Applications for the 2019 USCS-SSRC DPD Program are due February 8, 2019.
Alexandra Grundler’s background in dance and her appreciation for art led to her current course of doctoral research: morality and dance, and “symbolism as the connection between beauty and morality” in artistic expressions as diverse as sculpture, poetry, painting, and folk dance.
Grundler is a third-year PhD student in the Philosophy department at UC Santa Cruz, and a recipient of a 2018 UCSC-SSRC DPD Fellowship.
Your research is on the moral dimension of dance. Can you tell us more about that—what are your academic and artistic interests, as well as your main intellectual concerns?
One thing that makes dance uniquely fascinating to study philosophically is that the art is living and resides in the movements of a human being—it therefore necessarily involves ethical considerations because of this direct person-to-person confrontation. Dancing lives in time; that is, the richness of the artistic movement is as fleeting as the body dancing it. The medium does not result in any other lasting product—no book, no painting, no sculpture remains when the performance has concluded. Another interesting thing is that any notation left by the first choreographer is taken up, interpreted, and changed by the following choreographers and stagers. Because of this living, evolving nature of the art, the first-hand accounts that remain from original choreographies are even more fascinating to study and interpret. I am interested in how a dancer experiences this re-embodiment of a mythical character, one that is potentially centuries old and has been played by hundreds of dancers before her. That’s a start to my love of dance, though I am interested in everything from the subtle artistic dialogues that catalyze the evolution of dance technique to what it means to be a body and create art most generally.

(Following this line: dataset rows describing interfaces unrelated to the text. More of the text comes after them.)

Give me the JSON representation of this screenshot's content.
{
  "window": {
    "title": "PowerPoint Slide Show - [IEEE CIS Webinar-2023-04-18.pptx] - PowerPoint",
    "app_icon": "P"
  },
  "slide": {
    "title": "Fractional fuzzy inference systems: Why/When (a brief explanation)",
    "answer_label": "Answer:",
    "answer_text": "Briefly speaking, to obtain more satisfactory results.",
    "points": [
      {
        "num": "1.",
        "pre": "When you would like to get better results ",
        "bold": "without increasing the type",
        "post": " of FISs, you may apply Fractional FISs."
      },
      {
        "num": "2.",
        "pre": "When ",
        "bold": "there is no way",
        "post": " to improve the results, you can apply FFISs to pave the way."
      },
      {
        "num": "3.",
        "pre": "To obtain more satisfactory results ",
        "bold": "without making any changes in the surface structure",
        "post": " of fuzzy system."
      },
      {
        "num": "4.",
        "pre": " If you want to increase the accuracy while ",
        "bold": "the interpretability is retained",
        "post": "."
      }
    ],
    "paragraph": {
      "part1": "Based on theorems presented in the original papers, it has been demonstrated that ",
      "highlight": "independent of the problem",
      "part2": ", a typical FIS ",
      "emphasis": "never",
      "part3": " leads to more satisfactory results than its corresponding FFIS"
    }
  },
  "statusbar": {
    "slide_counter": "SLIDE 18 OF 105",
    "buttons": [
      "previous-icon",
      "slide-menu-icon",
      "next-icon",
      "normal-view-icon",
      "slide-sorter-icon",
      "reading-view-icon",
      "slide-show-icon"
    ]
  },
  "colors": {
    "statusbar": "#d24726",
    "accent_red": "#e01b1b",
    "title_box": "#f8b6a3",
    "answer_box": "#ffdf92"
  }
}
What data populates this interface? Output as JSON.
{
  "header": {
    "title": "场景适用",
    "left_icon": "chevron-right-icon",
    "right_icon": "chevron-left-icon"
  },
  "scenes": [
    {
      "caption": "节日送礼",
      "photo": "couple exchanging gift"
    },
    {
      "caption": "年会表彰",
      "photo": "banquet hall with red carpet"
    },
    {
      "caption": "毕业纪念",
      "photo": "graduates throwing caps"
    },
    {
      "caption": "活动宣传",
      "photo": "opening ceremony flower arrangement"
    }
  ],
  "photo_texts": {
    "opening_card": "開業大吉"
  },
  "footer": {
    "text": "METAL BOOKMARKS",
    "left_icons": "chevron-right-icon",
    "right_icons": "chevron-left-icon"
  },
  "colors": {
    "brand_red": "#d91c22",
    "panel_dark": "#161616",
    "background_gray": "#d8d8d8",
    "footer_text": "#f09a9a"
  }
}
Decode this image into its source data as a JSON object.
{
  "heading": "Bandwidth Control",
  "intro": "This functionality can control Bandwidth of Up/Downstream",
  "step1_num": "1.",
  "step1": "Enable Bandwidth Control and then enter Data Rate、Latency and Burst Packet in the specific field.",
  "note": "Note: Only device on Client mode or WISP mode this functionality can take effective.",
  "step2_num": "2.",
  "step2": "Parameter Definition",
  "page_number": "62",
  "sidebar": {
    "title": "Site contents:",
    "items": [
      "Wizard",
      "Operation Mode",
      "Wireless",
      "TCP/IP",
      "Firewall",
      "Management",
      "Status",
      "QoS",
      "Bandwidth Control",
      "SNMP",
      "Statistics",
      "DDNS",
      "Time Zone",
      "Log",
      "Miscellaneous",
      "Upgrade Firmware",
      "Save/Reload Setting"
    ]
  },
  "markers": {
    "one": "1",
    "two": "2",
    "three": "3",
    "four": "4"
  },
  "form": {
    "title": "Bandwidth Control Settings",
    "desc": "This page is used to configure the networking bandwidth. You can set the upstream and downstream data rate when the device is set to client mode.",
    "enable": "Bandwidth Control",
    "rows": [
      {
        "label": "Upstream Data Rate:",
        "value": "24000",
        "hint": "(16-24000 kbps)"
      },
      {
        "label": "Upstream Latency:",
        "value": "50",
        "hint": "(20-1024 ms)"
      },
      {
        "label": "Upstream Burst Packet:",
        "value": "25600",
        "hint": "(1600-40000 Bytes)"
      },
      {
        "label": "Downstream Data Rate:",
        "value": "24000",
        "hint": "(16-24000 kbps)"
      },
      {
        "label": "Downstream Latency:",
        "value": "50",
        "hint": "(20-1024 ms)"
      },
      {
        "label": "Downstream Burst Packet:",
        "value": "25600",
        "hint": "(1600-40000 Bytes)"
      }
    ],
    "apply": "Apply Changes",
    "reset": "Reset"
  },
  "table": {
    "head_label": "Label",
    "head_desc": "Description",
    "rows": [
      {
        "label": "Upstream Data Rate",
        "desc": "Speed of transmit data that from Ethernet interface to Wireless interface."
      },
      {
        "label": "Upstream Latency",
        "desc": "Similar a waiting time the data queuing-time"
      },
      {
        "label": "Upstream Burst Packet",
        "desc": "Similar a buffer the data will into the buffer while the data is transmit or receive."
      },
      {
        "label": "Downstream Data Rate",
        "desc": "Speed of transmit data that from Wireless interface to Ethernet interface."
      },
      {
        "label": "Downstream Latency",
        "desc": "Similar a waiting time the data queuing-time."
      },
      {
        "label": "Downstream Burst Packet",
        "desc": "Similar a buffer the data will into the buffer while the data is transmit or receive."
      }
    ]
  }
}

How did you use the UCSC-SSRC DPD grant in 2018? Did you find that your research path changed direction somehow?
I spent two months studying in multiple locations throughout Europe. Many days were spent in archives at libraries and museums, but I also got a chance to meet with contemporary thinkers I admire as well as attend book talks, conferences, and lectures on everything from applied phenomenology at the Center for Subjectivity Research in Denmark to folk-dance ethnochoreology in Hungary.
Two directions I ended up pursuing stand out to me as particularly surprising. Firstly, I started off looking at dancers’ perspectives on their work, but became interested in other perspectives of dancers that speak to their embodiment of a mythic archetype. This can be seen in poetry, painting and sculpture from people like Hugo, Mallarmé, Degas, and Rodin, to name a few. One famous example of this is in Alexandre Lacauchie’s image of Marie Taglioni as a floating sylph [see image].
Another unexpected turn was a shift from studying only theatrical dance to looking at how non-theatrical dances such as folk-dance are relevantly different ways of using artistic expression in the body to ethically relate to one another.
How have these new areas of inquiry—dancers’ embodiment of a mythic archetype, and non-theatrical dances—shifted your dissertation research overall?
I was convinced by the account of F.W.J Schelling, the German Romantic Philosopher of the early 19th Century, that drama was to be considered the highest form of art because it is a complete unification of poesy, music, and dance. For Schelling, however, only ancient dramas live up to this potential because they possessed historically embedded mythological content and a symbolic form. I set out on my research to prove concretely that Romantic Ballet achieves Schelling’s dramatic ideal. Ballets like La Sylphide and Giselle answered the call to create new myth and captured their modern mythic content in a genuinely symbolic form (displaying the universal and the particular in a unified way).
I followed this idea of how individual dancers relate to the universal archetypes they embody, and also how audience members conceived of these archetypes (interestingly, Mallarmé considers the ballerina to be a symbol as well). However, because of a new interest I had in the potential extension of this theory of symbolic portrayal and significance to non-theatrical cases, I turned to Immanuel Kant for an understanding of how symbolism might play out in our experience of beauty more generally. Kant gives an appealing framework for understanding not just how art can have a symbolic form, but how we can engage with objects of both artistic and natural beauty in a way that is symbolically significant. This idea is crucial in understanding the testimony that beauty plays a significant role in one’s understanding of her ethical life.
You’re now a third-year PhD student at UC Santa Cruz. Can you tell us what you are researching these days?
Currently, I am trying to build an explanatory framework that can incorporate case studies like the ones I collected this summer (and those I will continue to collect in the coming years) on the impact of embodied aesthetic experience on living a good life. I am pursuing the idea of symbolism as the connection between beauty and morality in expressions of art and in artistic experience. I am attracted to the Romantic idea that symbols allow us to unify our embodied experience of the tangible world to a universal, ethical ideal. Spending the last few years studying aesthetics, over a decade dancing, and a lifetime being interested in art have all influenced my path.